Hadrian, Numismatics, Rome

Dupondius commemorating Hadrian’s arrival in Rome on July 9, 118 A.D.

On this day (July, 9) in 118 A.D., Hadrian entered the city of Rome, eleven months after his succession to Trajan. RIC 554 Dupondius, 118 A.D. Obv: IMP CAESAR TRAIANVS HADRIANVS AVG Rad. r., dr. l. s. Rev: ADVENTVS AVG Roma, helmeted, seated r. on cuirass, holding spear in l. hand, clasping r. hands with… Continue reading Dupondius commemorating Hadrian’s arrival in Rome on July 9, 118 A.D.

Archaeology Travel, Photography, Rome, SPQR

Wandering along the Appian Way – images from milestone I to VI

"O Appian way, which Caesar consecrates under the form of Hercules, and renders the most celebrated of Italian roads..." Martial, Spectacula 9.101 Via Appia Antica, ancient Rome's "Queen of Roads", was once one of the world's most important roads.
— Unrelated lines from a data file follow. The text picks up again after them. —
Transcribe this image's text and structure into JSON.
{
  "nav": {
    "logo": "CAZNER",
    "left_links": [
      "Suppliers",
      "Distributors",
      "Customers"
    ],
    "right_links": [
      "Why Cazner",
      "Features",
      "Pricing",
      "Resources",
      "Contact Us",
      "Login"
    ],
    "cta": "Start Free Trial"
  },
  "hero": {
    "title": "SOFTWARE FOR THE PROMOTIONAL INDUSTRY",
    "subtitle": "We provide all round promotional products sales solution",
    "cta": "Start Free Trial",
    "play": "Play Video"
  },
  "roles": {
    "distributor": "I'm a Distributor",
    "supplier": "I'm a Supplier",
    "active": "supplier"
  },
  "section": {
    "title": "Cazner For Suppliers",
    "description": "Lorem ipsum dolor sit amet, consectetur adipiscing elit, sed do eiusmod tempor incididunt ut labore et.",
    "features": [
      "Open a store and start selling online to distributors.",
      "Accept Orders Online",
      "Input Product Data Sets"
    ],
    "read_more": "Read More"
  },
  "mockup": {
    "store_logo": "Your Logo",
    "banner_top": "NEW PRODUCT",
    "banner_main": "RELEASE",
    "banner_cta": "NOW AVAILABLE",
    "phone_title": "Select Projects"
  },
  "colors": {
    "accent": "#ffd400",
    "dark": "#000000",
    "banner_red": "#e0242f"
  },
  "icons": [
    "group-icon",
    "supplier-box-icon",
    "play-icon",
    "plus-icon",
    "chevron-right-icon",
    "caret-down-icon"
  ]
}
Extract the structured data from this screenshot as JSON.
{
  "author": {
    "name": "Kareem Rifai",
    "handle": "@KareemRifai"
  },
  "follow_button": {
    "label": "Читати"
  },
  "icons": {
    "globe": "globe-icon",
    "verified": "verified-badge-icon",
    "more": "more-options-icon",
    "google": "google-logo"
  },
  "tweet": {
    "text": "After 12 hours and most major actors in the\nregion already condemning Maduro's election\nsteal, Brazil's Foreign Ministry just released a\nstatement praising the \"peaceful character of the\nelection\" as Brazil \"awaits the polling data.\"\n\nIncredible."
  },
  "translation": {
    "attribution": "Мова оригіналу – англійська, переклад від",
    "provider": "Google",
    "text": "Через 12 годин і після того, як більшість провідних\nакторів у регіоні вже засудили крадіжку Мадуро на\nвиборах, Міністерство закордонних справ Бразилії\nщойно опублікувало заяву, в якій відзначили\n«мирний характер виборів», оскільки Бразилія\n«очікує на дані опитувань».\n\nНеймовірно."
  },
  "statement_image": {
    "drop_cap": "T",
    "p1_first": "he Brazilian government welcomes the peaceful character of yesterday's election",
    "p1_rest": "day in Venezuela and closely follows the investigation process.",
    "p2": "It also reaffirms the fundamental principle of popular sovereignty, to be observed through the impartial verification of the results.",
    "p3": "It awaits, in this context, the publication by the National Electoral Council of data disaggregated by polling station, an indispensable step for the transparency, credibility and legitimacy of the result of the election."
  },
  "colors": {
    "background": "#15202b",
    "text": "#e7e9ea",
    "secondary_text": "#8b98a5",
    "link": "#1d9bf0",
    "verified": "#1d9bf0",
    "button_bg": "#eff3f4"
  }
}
It was originally built in 312 BC by Appius Claudius Caecus, the then-censor of Rome, who began… Continue reading Wandering along the Appian Way – images from milestone I to VI

Archaeology Travel, Roman Temples, Rome, SPQR

The Temple of Venus and Roma, Upper Via Sacra, Rome

The Temple of Venus and Roma (Latin: Templum Veneris et Romae) was the largest temple in Ancient Rome. It was located at the far east side of the Forum Romanum, near the Colosseum. It was dedicated to the goddesses Venus Felix (Venus the Bringer of Good Fortune) and Roma Aeterna (Eternal Rome). The designer was… Continue reading The Temple of Venus and Roma, Upper Via Sacra, Rome

Rome, SPQR, Trajan

The Column of Trajan, Rome

Column of Trajan, Carrara marble, completed in 113 AD, Trajan's Forum, Rome On this day (26th May) 107 AD, Trajan celebrates a triumph for his victories over the Dacians. The celebrations lasted 123 days and entertained the populace with a vast display of gladiators and animals. In Rome, Apollodorus of Damascus designed and built in the huge… Continue reading The Column of Trajan, Rome

Hadrian, Rome, SPQR

Felix dies natalis, Roma!

Today (21st April) is the traditional date given for the founding of Rome. According to Roman mythology, the founders were Romulus and Remus, twin brothers and supposed sons of the god Mars and the priestess Rhea Silvia. The twins were then abandoned by their parents as babies (because of a prophecy that they would overthrow their great-uncle… Continue reading Felix dies natalis, Roma!